Miracle League - You're Safe! · 3 August 2007

On June 23, 2007, I was a Monroe Miracle League buddy. The Monroe Rotary Club and the Monroe Family YMCA hosted the event and local businesses sponsored the seven-week league. The hosts and sponsors also provided volunteers for the weekly baseball games. Volunteers and players came from all over the area – at least as far away as Lynnwood and Snoqualmie. I know that the participants are physically and mentally challenged but what amazed me about the Miracle League was how different and yet how similar the game was to the little leagues where my boys participate.

The biggest difference to other little leagues was that in the Miracle League, every player had a buddy. The buddies were as young as 10 and were paired with almost every player. The buddies’ job was to protect their assigned players. For some players, that meant catching or deflecting balls that came. For others it just meant helping them pay attention. And for still others, there was not much need for a buddy.

Another small difference between typical little league and the Miracle League was that instead of lots of people being positive and having fun, nearly everybody was positive and having fun. Buddies and players were having a good time. Spectators and helpers were encouraging and gave support to the players. Absolutely nobody cared about winning and everybody cheered regardless of who hit or caught or missed the ball. In many little leagues, coaches might say that everybody who participates wins but in the Miracle League, everybody who participates, coaches, helps, or watches really does win.

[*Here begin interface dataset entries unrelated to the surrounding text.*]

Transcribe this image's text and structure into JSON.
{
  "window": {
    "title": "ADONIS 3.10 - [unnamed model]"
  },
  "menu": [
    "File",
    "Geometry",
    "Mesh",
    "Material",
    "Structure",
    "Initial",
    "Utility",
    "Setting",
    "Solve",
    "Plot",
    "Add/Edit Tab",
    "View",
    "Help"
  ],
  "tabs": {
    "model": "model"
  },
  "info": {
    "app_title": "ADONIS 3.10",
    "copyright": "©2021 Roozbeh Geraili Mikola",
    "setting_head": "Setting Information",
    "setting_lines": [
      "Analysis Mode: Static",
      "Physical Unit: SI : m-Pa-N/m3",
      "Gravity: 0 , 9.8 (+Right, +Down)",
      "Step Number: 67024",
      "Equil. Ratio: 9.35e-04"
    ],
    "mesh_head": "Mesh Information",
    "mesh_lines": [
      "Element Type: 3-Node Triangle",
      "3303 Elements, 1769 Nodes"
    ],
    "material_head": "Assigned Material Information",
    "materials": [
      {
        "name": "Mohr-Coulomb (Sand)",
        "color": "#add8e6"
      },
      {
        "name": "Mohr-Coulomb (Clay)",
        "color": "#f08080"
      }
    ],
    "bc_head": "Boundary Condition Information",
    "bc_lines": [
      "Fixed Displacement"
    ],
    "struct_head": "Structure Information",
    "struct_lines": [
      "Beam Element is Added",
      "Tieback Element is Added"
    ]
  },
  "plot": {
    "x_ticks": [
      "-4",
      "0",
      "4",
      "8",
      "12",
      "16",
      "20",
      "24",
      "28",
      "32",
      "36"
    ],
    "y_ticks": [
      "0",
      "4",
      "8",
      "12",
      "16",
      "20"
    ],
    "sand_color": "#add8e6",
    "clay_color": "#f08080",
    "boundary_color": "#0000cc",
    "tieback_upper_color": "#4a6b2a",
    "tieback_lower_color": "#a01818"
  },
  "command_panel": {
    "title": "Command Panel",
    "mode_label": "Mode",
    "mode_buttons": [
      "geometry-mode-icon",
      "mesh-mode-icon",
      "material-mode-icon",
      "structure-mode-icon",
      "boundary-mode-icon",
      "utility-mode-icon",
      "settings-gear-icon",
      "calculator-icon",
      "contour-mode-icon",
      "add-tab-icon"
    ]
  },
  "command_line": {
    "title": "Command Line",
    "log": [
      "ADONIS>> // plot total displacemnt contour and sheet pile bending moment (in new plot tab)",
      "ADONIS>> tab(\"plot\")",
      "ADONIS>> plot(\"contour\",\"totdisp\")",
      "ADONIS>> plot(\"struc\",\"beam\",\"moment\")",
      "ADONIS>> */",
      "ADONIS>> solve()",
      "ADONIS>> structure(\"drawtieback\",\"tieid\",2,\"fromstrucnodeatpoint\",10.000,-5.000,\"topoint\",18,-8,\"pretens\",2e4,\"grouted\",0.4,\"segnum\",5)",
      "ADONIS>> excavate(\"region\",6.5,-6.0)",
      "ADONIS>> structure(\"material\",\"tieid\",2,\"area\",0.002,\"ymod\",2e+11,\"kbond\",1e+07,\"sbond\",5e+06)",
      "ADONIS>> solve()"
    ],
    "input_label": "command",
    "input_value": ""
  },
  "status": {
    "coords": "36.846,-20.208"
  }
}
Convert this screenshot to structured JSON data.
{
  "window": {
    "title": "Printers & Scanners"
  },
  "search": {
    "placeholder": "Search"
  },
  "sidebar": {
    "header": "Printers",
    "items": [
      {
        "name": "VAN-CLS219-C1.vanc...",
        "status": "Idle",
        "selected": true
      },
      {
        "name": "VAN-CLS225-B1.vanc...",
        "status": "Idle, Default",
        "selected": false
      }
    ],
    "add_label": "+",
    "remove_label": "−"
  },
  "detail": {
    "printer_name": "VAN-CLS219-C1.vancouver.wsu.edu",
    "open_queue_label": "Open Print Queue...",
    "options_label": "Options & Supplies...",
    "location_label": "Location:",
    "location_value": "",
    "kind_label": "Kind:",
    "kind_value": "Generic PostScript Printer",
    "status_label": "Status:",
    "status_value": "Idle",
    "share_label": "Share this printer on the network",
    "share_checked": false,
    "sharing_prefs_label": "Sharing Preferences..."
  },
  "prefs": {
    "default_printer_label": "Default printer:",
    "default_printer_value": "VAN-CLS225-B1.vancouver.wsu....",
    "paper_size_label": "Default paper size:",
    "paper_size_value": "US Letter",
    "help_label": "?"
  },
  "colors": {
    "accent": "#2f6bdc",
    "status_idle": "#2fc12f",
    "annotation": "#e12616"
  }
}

Like every little league game that I have ever attended, there was pure joy in many of the players’ faces. They were there just to enjoy the game. And like other little league games, there was quite the diversity in player ability and focus. There were the players who ran after every ball no matter where it was hit and there were players who hit really well just like there were on my sons’ teams. There were players who could field some balls and hit some balls just like on my sons’ teams. And then there were the players who just wanted to play in the dirt. Just like on my sons’ teams. The difference was that when the bases got buried, players, buddies, and league officials laughed and asked why they were trying to hide the bases. Diggers in the dirt were as important as ground ball diggers. Players who needed help batting by using a tee or having their buddies help them with the bat were cheered equally enthusiastically as the players who hit fly balls deep into center field. Everybody cheered loudly when a player was pushed around the bases in a wheel chair by a giggling buddy. And they cheered just as loudly when the ball was thrown to first whether it was caught or missed by the first baseman.

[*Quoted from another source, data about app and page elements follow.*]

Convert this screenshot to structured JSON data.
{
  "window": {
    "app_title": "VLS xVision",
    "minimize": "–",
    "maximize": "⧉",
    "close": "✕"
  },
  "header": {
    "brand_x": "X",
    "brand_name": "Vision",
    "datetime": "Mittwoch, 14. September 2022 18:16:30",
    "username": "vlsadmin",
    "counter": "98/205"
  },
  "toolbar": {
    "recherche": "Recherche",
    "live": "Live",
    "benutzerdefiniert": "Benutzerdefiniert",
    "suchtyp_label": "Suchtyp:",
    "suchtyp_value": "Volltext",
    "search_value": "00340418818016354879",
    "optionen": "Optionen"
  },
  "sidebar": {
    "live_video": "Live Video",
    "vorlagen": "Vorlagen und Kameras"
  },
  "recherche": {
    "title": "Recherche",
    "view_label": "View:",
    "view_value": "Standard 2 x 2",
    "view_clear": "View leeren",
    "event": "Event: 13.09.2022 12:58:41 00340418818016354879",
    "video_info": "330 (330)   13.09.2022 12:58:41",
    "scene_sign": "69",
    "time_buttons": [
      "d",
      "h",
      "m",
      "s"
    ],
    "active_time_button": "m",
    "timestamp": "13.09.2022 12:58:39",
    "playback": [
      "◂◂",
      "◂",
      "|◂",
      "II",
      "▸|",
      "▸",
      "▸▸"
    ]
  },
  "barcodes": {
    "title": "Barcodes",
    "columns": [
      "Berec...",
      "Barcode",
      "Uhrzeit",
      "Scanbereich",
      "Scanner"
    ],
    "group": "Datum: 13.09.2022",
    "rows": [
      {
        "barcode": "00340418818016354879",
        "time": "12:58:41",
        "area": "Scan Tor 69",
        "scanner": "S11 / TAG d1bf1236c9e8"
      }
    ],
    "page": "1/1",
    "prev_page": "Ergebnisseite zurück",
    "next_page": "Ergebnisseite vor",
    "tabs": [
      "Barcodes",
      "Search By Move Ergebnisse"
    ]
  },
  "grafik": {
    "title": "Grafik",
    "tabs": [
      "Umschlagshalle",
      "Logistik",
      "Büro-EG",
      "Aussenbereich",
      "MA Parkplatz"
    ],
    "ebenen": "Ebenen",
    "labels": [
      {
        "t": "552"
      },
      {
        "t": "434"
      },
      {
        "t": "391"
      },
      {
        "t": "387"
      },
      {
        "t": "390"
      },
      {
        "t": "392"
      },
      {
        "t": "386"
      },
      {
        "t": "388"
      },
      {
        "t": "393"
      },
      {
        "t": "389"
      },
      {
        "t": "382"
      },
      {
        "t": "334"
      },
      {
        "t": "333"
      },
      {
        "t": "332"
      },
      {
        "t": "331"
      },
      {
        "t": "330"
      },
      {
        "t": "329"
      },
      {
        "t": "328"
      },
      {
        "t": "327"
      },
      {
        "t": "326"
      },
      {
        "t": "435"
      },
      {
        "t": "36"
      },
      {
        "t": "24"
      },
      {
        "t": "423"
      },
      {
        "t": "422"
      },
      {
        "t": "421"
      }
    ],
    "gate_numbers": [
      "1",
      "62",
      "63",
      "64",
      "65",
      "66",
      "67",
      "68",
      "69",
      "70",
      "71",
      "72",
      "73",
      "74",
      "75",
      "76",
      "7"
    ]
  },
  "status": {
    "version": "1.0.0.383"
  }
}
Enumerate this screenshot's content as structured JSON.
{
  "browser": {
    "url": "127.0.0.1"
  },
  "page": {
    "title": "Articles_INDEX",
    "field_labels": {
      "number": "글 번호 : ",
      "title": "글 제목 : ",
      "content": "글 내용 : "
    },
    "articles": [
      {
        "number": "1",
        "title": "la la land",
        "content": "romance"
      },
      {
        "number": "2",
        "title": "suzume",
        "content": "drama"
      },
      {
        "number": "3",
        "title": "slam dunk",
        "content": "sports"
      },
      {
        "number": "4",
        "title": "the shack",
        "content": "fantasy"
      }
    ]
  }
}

The cheering from all spectators, buddies, and players was not the biggest difference between the Miracle League and little league. The biggest difference was that everybody was safe. Not only were all the runners safe at home plate after walking, running, or riding around the bases, they were in a safe environment where the only stares were from admiring onlookers, buddies, and fellow players. They were safe from parents berating them for poor performance. They were safe from fly balls and ground balls and they were safe from the ills of the world. Even if it was just for a couple hours.

We are blessed to have groups like the Monroe Family YMCA and the Monroe Rotary Club who sponsor the Miracle League and other events that promote diversity and understanding between all people. I am glad that I got to take part in the Miracle League. People thanked me for being there but it is I who should thank them for letting me be a part of a special day for some very special people. Thank you Monroe Family YMCA and Monroe Rotary Club for hosting the Miracle League. And thank you Miracle League players for letting me be a part of your day.

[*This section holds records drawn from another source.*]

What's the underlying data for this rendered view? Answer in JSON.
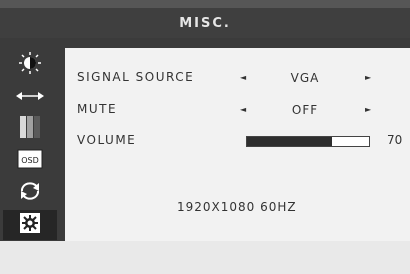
{
  "osd": {
    "title": "MISC.",
    "sidebar": [
      {
        "icon": "brightness-icon"
      },
      {
        "icon": "position-arrows-icon"
      },
      {
        "icon": "color-bars-icon"
      },
      {
        "icon": "osd-icon",
        "label": "OSD"
      },
      {
        "icon": "reset-cycle-icon"
      },
      {
        "icon": "gear-icon",
        "selected": true
      }
    ],
    "rows": {
      "signal_source": {
        "label": "SIGNAL SOURCE",
        "value": "VGA",
        "left_arrow": "◄",
        "right_arrow": "►"
      },
      "mute": {
        "label": "MUTE",
        "value": "OFF",
        "left_arrow": "◄",
        "right_arrow": "►"
      },
      "volume": {
        "label": "VOLUME",
        "value": "70",
        "level_percent": 70
      }
    },
    "status": {
      "resolution": "1920X1080 60HZ"
    }
  }
}
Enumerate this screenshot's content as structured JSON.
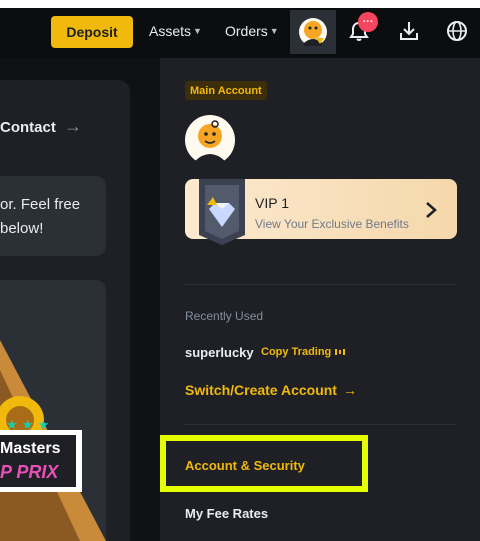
{
  "topbar": {
    "deposit_label": "Deposit",
    "assets_label": "Assets",
    "orders_label": "Orders",
    "notification_badge": "···",
    "accent_color": "#f0b90b"
  },
  "left": {
    "contact_label": "Contact",
    "info_line1": "or. Feel free",
    "info_line2": "below!",
    "promo_line1": "Masters",
    "promo_line2": "P PRIX"
  },
  "dropdown": {
    "main_badge": "Main Account",
    "vip_title": "VIP 1",
    "vip_subtitle": "View Your Exclusive Benefits",
    "recently_used_label": "Recently Used",
    "recent_account_name": "superlucky",
    "copy_trading_label": "Copy Trading",
    "switch_label": "Switch/Create Account",
    "account_security_label": "Account & Security",
    "fee_rates_label": "My Fee Rates",
    "highlight_color": "#e6ff00"
  },
  "icons": {
    "bell": "bell-icon",
    "download": "download-icon",
    "globe": "globe-icon",
    "avatar": "avatar-icon",
    "chevron": "chevron-right-icon"
  }
}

© 2007 Michael T. Miyoshi

Share on facebook

Published 31 July 2007 in The Monroe Monitor & Valley News



Commenting is closed for this article.